*** Block opens ***
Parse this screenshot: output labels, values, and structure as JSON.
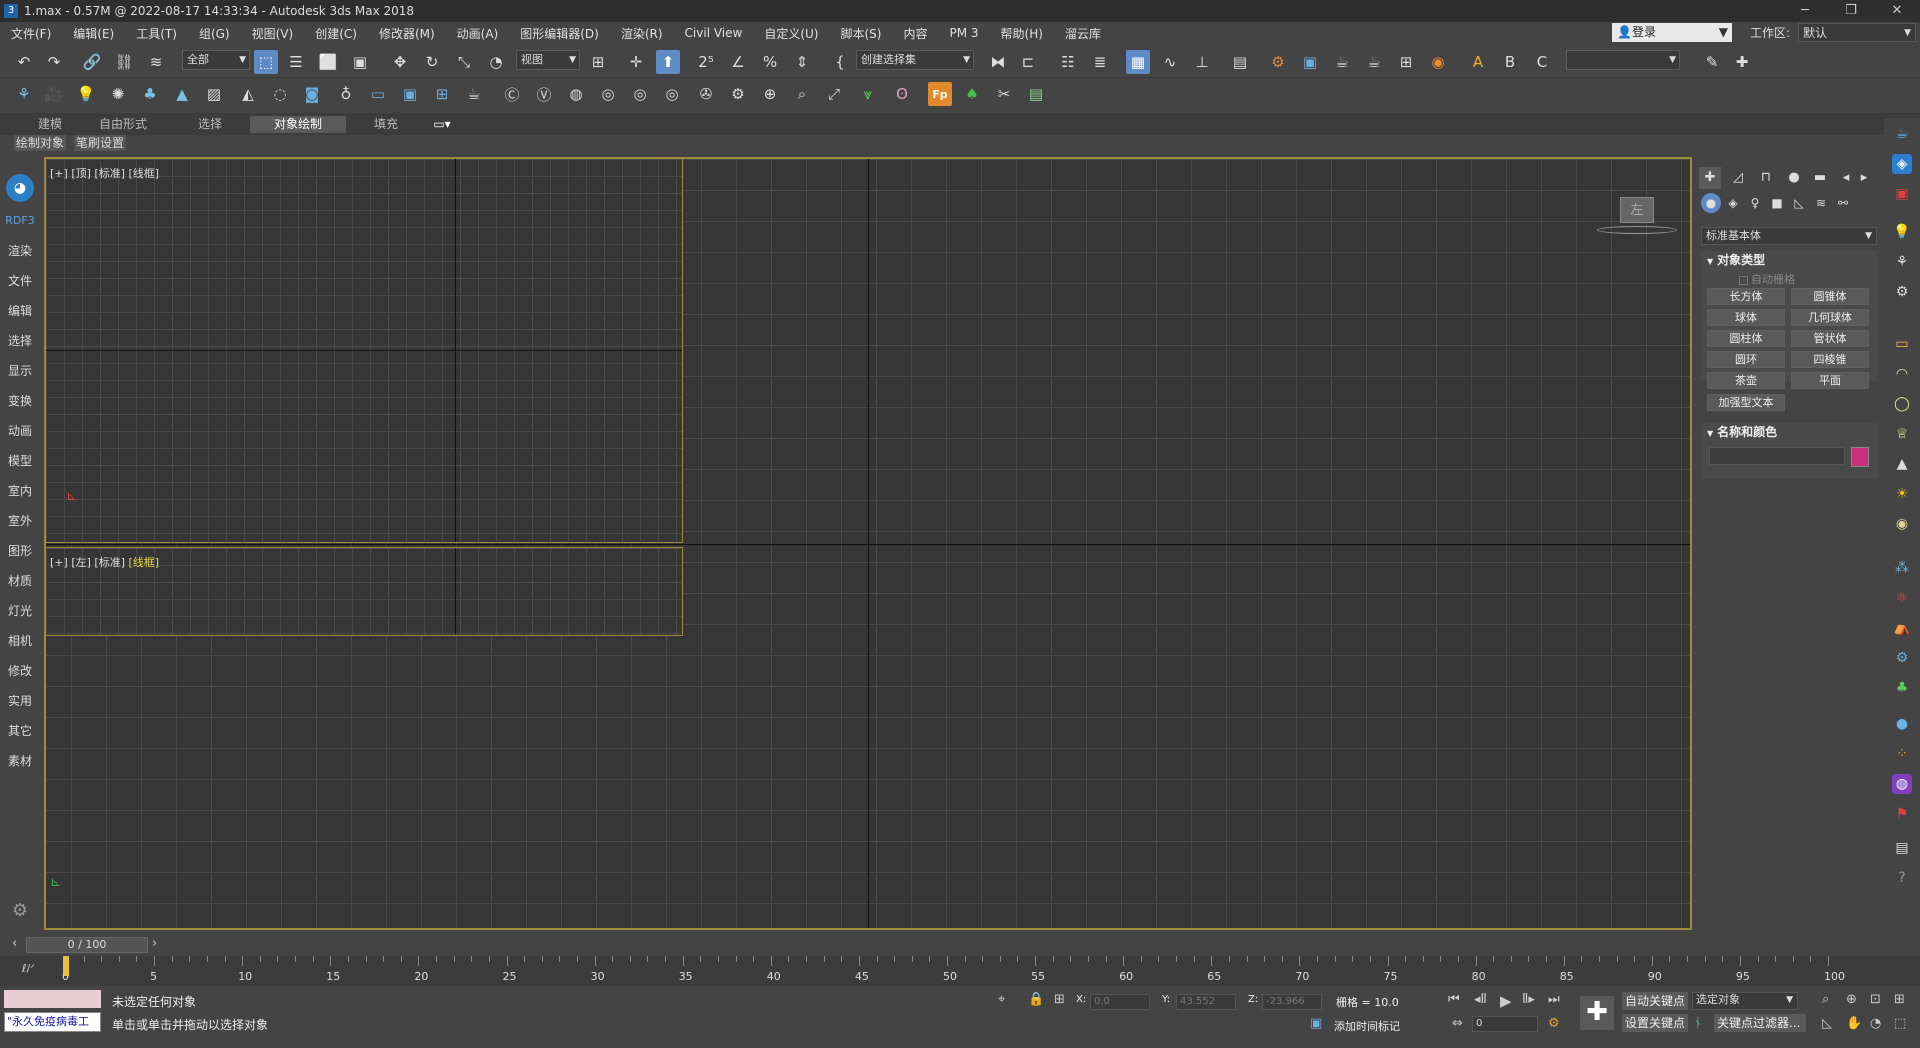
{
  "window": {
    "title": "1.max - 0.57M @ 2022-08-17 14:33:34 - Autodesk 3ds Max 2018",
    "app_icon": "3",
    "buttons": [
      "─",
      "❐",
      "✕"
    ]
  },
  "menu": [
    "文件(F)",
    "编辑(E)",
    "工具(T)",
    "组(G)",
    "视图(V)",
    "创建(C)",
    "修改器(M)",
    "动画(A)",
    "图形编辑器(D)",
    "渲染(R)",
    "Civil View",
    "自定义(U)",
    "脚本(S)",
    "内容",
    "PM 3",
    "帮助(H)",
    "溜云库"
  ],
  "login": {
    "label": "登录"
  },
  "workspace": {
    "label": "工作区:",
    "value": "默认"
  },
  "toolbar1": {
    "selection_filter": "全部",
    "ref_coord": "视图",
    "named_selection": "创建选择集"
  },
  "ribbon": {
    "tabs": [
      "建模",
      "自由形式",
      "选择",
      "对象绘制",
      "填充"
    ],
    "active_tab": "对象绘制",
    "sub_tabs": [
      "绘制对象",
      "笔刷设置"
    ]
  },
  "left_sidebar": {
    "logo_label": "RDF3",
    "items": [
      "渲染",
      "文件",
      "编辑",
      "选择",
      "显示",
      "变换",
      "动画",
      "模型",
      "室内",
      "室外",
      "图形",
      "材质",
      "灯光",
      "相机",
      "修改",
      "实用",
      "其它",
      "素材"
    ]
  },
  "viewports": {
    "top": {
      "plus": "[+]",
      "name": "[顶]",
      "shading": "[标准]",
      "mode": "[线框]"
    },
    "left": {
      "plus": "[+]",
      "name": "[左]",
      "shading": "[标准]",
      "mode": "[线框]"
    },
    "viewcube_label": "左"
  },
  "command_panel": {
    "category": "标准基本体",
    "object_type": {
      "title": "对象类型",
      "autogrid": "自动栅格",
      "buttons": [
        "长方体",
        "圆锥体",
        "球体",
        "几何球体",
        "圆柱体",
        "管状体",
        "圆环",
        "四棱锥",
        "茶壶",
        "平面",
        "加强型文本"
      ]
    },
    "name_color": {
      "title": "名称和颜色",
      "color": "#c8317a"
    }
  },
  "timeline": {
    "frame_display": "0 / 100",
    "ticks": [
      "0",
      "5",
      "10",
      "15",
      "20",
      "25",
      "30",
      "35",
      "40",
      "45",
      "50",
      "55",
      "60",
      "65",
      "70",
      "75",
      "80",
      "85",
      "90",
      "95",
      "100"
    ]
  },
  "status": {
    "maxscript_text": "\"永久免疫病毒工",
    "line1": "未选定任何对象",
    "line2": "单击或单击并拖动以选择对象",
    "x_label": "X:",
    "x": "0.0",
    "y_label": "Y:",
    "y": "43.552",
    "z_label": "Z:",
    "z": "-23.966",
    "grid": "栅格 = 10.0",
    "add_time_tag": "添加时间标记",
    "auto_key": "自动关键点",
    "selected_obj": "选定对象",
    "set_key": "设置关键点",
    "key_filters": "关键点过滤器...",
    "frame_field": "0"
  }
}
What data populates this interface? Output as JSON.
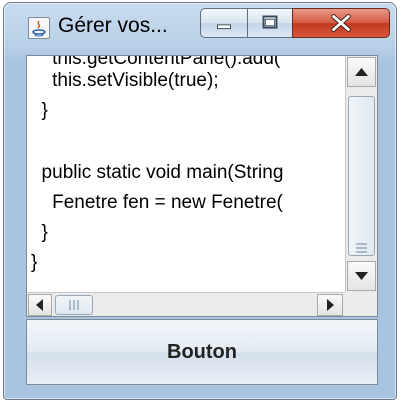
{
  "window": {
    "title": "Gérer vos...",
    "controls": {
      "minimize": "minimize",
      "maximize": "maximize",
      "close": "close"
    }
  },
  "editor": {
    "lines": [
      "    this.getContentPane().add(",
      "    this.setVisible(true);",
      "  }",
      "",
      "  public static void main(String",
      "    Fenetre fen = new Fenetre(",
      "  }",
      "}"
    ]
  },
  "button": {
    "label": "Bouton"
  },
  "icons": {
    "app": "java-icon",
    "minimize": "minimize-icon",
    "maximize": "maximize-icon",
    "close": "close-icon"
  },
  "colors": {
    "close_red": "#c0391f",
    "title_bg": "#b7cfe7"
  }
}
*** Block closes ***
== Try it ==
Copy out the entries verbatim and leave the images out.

== Task answer ==
Parse this screenshot: output labels, values, and structure as JSON.
{
  "window": {
    "title": "1.max - 0.57M @ 2022-08-17 14:33:34 - Autodesk 3ds Max 2018",
    "app_icon": "3",
    "buttons": [
      "─",
      "❐",
      "✕"
    ]
  },
  "menu": [
    "文件(F)",
    "编辑(E)",
    "工具(T)",
    "组(G)",
    "视图(V)",
    "创建(C)",
    "修改器(M)",
    "动画(A)",
    "图形编辑器(D)",
    "渲染(R)",
    "Civil View",
    "自定义(U)",
    "脚本(S)",
    "内容",
    "PM 3",
    "帮助(H)",
    "溜云库"
  ],
  "login": {
    "label": "登录"
  },
  "workspace": {
    "label": "工作区:",
    "value": "默认"
  },
  "toolbar1": {
    "selection_filter": "全部",
    "ref_coord": "视图",
    "named_selection": "创建选择集"
  },
  "ribbon": {
    "tabs": [
      "建模",
      "自由形式",
      "选择",
      "对象绘制",
      "填充"
    ],
    "active_tab": "对象绘制",
    "sub_tabs": [
      "绘制对象",
      "笔刷设置"
    ]
  },
  "left_sidebar": {
    "logo_label": "RDF3",
    "items": [
      "渲染",
      "文件",
      "编辑",
      "选择",
      "显示",
      "变换",
      "动画",
      "模型",
      "室内",
      "室外",
      "图形",
      "材质",
      "灯光",
      "相机",
      "修改",
      "实用",
      "其它",
      "素材"
    ]
  },
  "viewports": {
    "top": {
      "plus": "[+]",
      "name": "[顶]",
      "shading": "[标准]",
      "mode": "[线框]"
    },
    "left": {
      "plus": "[+]",
      "name": "[左]",
      "shading": "[标准]",
      "mode": "[线框]"
    },
    "viewcube_label": "左"
  },
  "command_panel": {
    "category": "标准基本体",
    "object_type": {
      "title": "对象类型",
      "autogrid": "自动栅格",
      "buttons": [
        "长方体",
        "圆锥体",
        "球体",
        "几何球体",
        "圆柱体",
        "管状体",
        "圆环",
        "四棱锥",
        "茶壶",
        "平面",
        "加强型文本"
      ]
    },
    "name_color": {
      "title": "名称和颜色",
      "color": "#c8317a"
    }
  },
  "timeline": {
    "frame_display": "0 / 100",
    "ticks": [
      "0",
      "5",
      "10",
      "15",
      "20",
      "25",
      "30",
      "35",
      "40",
      "45",
      "50",
      "55",
      "60",
      "65",
      "70",
      "75",
      "80",
      "85",
      "90",
      "95",
      "100"
    ]
  },
  "status": {
    "maxscript_text": "\"永久免疫病毒工",
    "line1": "未选定任何对象",
    "line2": "单击或单击并拖动以选择对象",
    "x_label": "X:",
    "x": "0.0",
    "y_label": "Y:",
    "y": "43.552",
    "z_label": "Z:",
    "z": "-23.966",
    "grid": "栅格 = 10.0",
    "add_time_tag": "添加时间标记",
    "auto_key": "自动关键点",
    "selected_obj": "选定对象",
    "set_key": "设置关键点",
    "key_filters": "关键点过滤器...",
    "frame_field": "0"
  }
}
What data populates this interface? Output as JSON.
{
  "window": {
    "title": "Gérer vos...",
    "controls": {
      "minimize": "minimize",
      "maximize": "maximize",
      "close": "close"
    }
  },
  "editor": {
    "lines": [
      "    this.getContentPane().add(",
      "    this.setVisible(true);",
      "  }",
      "",
      "  public static void main(String",
      "    Fenetre fen = new Fenetre(",
      "  }",
      "}"
    ]
  },
  "button": {
    "label": "Bouton"
  },
  "icons": {
    "app": "java-icon",
    "minimize": "minimize-icon",
    "maximize": "maximize-icon",
    "close": "close-icon"
  },
  "colors": {
    "close_red": "#c0391f",
    "title_bg": "#b7cfe7"
  }
}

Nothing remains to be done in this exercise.